It’s that time of year again… no sooner have the orange and black of Halloween faded when Christmas is suddenly upon us. But in amongst the build-up to the festive season, we’ve still got Black Friday to look forward to. Often seen by shoppers as the ideal opportunity to get ahead with gift buying, for many retailers, it remains a significant, and lucrative, date in the marketing calendar.
While Black Friday may not be the be-all and end-all for every retailer, it remains a positive way for brands to drive footfall into stores, adding a new sales peak to the UK shopping calendar during what was a traditionally quiet period before Christmas.
There is still opportunity
In the UK alone, we spent around £7bn across the Black Friday period in 2018, and that’s expected to rise this year. While much of this spending takes place online, the majority still takes place in-store. This means there is a great opportunity for retailers to boost revenue through the increased footfall they’re likely to see. However, when it comes to delivering these types of large-scale sales events, retailers still need to consider the bigger picture, especially when it comes to personalisation.

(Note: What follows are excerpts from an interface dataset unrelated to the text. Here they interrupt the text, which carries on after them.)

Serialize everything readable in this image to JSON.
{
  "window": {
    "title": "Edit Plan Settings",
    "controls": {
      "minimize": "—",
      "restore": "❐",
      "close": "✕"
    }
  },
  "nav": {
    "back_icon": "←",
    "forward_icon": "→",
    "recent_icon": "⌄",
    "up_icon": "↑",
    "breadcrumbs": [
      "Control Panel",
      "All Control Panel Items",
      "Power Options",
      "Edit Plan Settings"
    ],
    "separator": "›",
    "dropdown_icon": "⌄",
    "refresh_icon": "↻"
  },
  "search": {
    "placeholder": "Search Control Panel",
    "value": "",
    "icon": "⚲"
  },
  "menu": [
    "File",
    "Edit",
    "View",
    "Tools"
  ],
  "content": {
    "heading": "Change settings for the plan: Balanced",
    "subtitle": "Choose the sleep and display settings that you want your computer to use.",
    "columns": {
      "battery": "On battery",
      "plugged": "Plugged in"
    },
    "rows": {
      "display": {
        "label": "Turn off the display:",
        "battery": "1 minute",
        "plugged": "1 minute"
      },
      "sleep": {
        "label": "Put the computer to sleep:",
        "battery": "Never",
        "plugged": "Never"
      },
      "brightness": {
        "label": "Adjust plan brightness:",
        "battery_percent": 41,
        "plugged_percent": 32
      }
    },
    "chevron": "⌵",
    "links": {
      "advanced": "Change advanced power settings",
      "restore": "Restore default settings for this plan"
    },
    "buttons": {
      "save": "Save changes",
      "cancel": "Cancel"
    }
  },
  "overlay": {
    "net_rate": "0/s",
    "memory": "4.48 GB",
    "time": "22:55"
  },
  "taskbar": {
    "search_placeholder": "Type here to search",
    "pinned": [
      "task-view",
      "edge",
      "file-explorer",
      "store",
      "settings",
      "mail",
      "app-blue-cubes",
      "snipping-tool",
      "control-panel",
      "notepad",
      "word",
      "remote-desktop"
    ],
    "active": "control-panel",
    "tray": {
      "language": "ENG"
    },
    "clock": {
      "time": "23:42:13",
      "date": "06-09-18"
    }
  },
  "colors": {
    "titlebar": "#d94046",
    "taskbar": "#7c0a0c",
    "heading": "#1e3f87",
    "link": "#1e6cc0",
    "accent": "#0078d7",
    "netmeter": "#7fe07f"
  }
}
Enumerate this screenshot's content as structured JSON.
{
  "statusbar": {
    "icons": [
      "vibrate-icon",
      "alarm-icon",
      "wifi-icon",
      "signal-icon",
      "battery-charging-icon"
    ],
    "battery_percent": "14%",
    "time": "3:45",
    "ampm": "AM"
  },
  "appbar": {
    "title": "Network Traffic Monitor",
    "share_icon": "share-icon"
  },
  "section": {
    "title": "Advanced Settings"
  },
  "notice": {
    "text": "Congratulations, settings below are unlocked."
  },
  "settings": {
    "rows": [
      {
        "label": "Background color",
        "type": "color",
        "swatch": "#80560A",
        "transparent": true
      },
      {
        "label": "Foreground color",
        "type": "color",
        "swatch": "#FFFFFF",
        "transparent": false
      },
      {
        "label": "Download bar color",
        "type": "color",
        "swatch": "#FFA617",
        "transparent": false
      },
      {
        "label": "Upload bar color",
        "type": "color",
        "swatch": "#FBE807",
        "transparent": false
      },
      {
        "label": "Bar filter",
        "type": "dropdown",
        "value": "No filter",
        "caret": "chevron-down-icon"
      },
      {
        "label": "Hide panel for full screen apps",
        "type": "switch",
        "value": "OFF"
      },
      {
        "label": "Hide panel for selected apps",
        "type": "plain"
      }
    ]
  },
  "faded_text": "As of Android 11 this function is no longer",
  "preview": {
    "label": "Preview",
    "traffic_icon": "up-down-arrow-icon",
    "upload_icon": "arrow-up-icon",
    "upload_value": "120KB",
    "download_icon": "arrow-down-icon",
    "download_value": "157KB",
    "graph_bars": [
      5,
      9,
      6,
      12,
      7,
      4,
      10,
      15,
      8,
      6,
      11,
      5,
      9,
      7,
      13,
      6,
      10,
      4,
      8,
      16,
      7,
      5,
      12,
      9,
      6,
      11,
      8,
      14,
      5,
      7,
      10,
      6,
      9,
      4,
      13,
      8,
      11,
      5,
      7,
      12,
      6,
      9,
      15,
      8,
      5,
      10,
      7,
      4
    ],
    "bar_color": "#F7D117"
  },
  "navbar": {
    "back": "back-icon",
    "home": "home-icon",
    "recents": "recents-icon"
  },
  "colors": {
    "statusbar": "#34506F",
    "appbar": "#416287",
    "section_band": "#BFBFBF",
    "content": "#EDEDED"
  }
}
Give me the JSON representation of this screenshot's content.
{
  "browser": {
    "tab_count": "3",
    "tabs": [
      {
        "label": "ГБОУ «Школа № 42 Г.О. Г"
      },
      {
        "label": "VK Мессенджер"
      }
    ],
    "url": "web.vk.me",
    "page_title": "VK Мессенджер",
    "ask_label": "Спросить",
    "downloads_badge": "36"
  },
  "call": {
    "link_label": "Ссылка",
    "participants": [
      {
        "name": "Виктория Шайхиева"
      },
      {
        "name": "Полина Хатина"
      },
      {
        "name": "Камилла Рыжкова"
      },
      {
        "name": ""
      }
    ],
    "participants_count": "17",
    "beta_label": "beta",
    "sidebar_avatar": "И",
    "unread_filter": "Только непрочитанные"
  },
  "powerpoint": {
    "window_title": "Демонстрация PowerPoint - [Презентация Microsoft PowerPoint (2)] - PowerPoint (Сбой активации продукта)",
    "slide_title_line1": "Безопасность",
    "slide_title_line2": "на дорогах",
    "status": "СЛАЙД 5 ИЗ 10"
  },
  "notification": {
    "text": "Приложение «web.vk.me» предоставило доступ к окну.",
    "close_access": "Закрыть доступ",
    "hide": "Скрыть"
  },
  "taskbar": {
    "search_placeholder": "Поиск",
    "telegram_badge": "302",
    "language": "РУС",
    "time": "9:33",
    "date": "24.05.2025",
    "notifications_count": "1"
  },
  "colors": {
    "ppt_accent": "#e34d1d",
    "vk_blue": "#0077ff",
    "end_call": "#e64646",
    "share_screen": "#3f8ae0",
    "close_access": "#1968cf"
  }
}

Consider customer behaviour and preferences
With an anticipated boost in the number of shoppers coming into store to grab their Black Friday bargains, retailers need to capitalise on this increased footfall by taking the time to create offers and promotions that are relevant to shoppers.
However, personalisation is often an element that’s overlooked when developing mass promotions for major sales events like Black Friday. But it’s a fact that targeted offers go a long way towards building brand loyalty and encouraging customers to keep returning.
Equally, retailers should consider how Black Friday will affect customer behaviour both before and after the sales weekend. Depending on what’s on offer, shoppers could delay a big purchase in anticipation of a discount or bring their Christmas spending forward, in effect flattening out the benefit from the sales event itself. So, much as shoppers might be buying, they’re not actually spending more money.
While large-scale sales events like Black Friday remain an opportunity for retailers, it’s important that they don’t ignore year-round value. Nor can they lose sight of longer-term goals such as attracting customers back into store or online after promotions, while giving away less margin in the process. How successful will this year’s event be? Only time will tell.
To learn more about how to make the most of seasonal events, download our latest how-to guide: All four seasons in one day: A retail CMO’s guide to capitalising on seasonal trends and using data to shape the customer journey.